Ultimate version of initial sketch

There were a couple of wrinkles as I alluded to. Since this particular play was being performed in two locations, it needed to be more mobile than most. I decided to build the entire thing with no bigger section than 4×8 feet. We also had a bit of a problem last year with our wall set being a bit wobbly and having to brace behind. The beauty of this design is that it is freestanding, as it was going to be located near the front of the stage.

Most of this is standard wall construction with 2×4 studs, set 16″ on center. The tricky bit was to figure out how to have the door set in the middle of an eight foot section that had to be broken down to two four foot sections. The solution was to set the door in the middle of a four foot section, and make two two foot sections to either side. These could be combined down the road to make a full four foot section if needed. With that design hurdle sorted, construction could begin.

I also decided to spend a few more bucks for a prehung door vs a slab, to make installation easier. I made the exterior frame of the panel, then placed the door in the middle, and inserted studs to fit. No header necessary because it didn’t need to support a roof. All of this was dead simple. With the door panel done, i proceeded to make the other two panels. The porch floor was standard, and the wall wings had two extra studs where I would need to then split it.

I decided to use the same panels on my shop to cover the walls, turned horizontal. These are redwood-look panels that are exclusive to Home Depot IIRC. These soak up less paint than T1-11 siding, and are slightly cheaper. With the TSC 55, it was super simple to make all the cuts needed, including cutting out a “U” to fit around the door and under the door trim. I also did one on the leading side stud, so it seemed to wrap around the side.

The side porch supports were fairly simple. A 2×4 to attach to the wall, a 4×4 as the front post, and a few 2x4s made up to look like the ends of the porch. I used Sketchup and the HKC to accurately cut cross supports. It was absolutely brilliant to do, and super accurate.

The next thing to do was to mock it up so that I could see how it all turned out.
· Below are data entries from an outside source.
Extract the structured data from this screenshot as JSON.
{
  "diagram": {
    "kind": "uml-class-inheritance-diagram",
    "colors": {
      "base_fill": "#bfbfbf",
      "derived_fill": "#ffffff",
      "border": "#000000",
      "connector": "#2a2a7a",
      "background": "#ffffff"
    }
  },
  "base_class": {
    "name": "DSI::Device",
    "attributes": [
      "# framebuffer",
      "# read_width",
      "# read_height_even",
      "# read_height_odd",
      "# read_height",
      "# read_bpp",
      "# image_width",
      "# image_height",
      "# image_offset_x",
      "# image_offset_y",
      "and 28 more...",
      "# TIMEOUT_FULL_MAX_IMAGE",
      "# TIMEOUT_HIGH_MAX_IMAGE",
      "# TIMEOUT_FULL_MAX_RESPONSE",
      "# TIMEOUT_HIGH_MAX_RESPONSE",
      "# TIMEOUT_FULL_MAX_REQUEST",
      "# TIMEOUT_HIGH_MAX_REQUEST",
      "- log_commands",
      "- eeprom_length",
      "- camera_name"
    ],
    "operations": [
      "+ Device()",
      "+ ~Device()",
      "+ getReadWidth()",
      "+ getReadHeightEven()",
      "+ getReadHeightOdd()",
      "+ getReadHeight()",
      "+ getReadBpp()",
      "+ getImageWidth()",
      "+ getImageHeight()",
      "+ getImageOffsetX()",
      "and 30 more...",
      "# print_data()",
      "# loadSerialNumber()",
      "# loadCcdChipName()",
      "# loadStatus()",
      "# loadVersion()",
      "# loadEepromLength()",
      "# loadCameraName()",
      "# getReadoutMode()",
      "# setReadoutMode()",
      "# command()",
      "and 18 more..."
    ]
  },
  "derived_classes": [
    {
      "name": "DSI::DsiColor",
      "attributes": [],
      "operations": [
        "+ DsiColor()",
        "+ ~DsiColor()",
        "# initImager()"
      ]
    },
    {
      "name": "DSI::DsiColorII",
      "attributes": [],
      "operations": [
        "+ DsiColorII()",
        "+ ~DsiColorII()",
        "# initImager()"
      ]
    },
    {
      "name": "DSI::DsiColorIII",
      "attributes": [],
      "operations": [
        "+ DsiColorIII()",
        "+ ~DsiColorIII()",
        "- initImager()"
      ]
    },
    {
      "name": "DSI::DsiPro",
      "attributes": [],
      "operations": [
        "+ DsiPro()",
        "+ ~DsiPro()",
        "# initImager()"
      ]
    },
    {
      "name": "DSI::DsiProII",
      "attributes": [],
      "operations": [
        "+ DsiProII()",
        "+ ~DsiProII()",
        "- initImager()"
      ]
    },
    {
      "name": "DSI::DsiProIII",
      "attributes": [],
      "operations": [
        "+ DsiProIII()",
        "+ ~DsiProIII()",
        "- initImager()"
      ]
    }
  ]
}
This involved me setting the entire thing up myself, which was also useful: it validated my mobility concept. Here is a later picture of the mock after everything was painted. The sides of the porch are attached to the wings and the porch floor by long screws, and it made everything very sturdy. I did end up with some small gaps where the wings attached though.
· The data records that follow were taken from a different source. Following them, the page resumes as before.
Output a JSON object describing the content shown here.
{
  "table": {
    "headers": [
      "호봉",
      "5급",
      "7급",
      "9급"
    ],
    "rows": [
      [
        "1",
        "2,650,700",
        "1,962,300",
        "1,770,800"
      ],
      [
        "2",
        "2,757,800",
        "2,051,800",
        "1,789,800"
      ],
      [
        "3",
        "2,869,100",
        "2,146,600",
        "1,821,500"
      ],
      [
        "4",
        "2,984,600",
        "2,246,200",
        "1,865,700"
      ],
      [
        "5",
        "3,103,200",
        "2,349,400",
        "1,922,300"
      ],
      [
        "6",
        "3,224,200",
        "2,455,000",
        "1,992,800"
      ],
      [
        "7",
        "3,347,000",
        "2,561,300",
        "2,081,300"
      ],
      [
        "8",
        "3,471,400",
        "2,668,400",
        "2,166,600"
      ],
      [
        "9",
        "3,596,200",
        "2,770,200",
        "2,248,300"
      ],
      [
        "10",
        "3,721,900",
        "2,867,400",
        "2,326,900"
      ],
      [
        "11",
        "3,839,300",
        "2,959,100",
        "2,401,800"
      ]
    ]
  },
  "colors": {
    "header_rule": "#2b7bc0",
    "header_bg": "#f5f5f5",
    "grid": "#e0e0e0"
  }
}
I did have one more piece to build, a roof peak. It needed to be open to allow the stage lights to not create too many shadows, so I did something simple to create the effect. It is three 2x4s on an approximate 30° gable. These cuts were accomplished with the HKC, and secured with screws. I got a perfect connection on the miters. I designed it to sit on top of the porch sides, but the bottom piece to sit between. This allowed me to get the piece up onto the porch sides without assistance if needed, then pull everything together with screws. I also made some decorative 45° supports for the top of the porch. Unfortunately I didn’t have a chance to mock this up before it was to be delivered.
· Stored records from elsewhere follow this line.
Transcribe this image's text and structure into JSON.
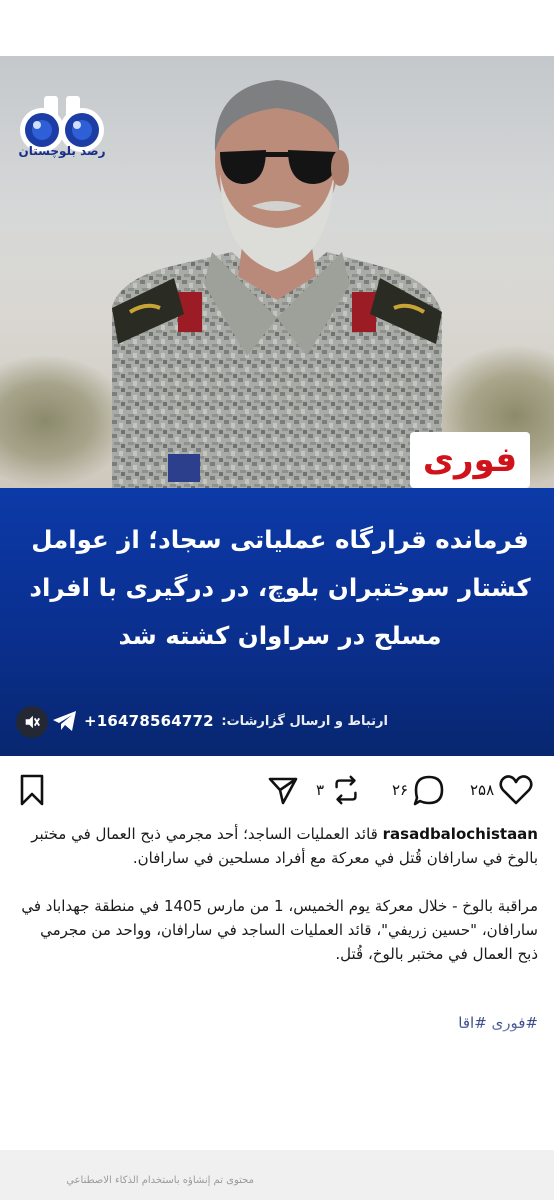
{
  "post": {
    "logo_text": "رصد بلوچستان",
    "badge_text": "فوری",
    "headline": "فرمانده قرارگاه عملیاتی سجاد؛ از عوامل کشتار سوختبران بلوچ، در درگیری با افراد مسلح در سراوان کشته شد",
    "contact_label": "ارتباط و ارسال گزارشات:",
    "phone": "+16478564772"
  },
  "actions": {
    "like_count": "۲۵۸",
    "comment_count": "۲۶",
    "repost_count": "۳"
  },
  "caption": {
    "username": "rasadbalochistaan",
    "paragraph1": "قائد العمليات الساجد؛ أحد مجرمي ذبح العمال في مختبر بالوخ في سارافان قُتل في معركة مع أفراد مسلحين في سارافان.",
    "paragraph2": "مراقبة بالوخ - خلال معركة يوم الخميس، 1 من مارس 1405 في منطقة جهداباد في سارافان، \"حسين زريفي\"، قائد العمليات الساجد في سارافان، وواحد من مجرمي ذبح العمال في مختبر بالوخ، قُتل.",
    "hashtags": "#فوری #اقا"
  },
  "footer": {
    "ai_note": "محتوى تم إنشاؤه باستخدام الذكاء الاصطناعي"
  },
  "colors": {
    "headline_panel": "#0a2f8e",
    "badge_red": "#d0121b",
    "logo_blue": "#1a2d8a"
  },
  "icons": [
    "binoculars-logo-icon",
    "mute-icon",
    "telegram-icon",
    "heart-icon",
    "comment-icon",
    "repost-icon",
    "share-icon",
    "bookmark-icon"
  ]
}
It all turned out well, as evidenced by the header image. We delivered the set Sunday night, and installed it Monday before the play. After the first showing, we took it to the other performance location and had it set up in ten minutes. It came down just as fast the final time.

The only issue came to be was the door expanded a bit due to humidity and I had to plane quite a bit for the door to close properly. If it didn’t have to work that night, it probably would have reduced down to proper operating width on it’s own, as it closed much better for the subsequent performances.

Also, for the first play performance, we had a gap at one end of the stage that could have been a safety hazard. Without the benefit of a tape measure, I had to guess what size the gap was. I came up with the idea within a few minutes, and by the next evening had the solution. These were simple boxes that I would cover with cutoffs from the paneling. The size wasn’t too bad.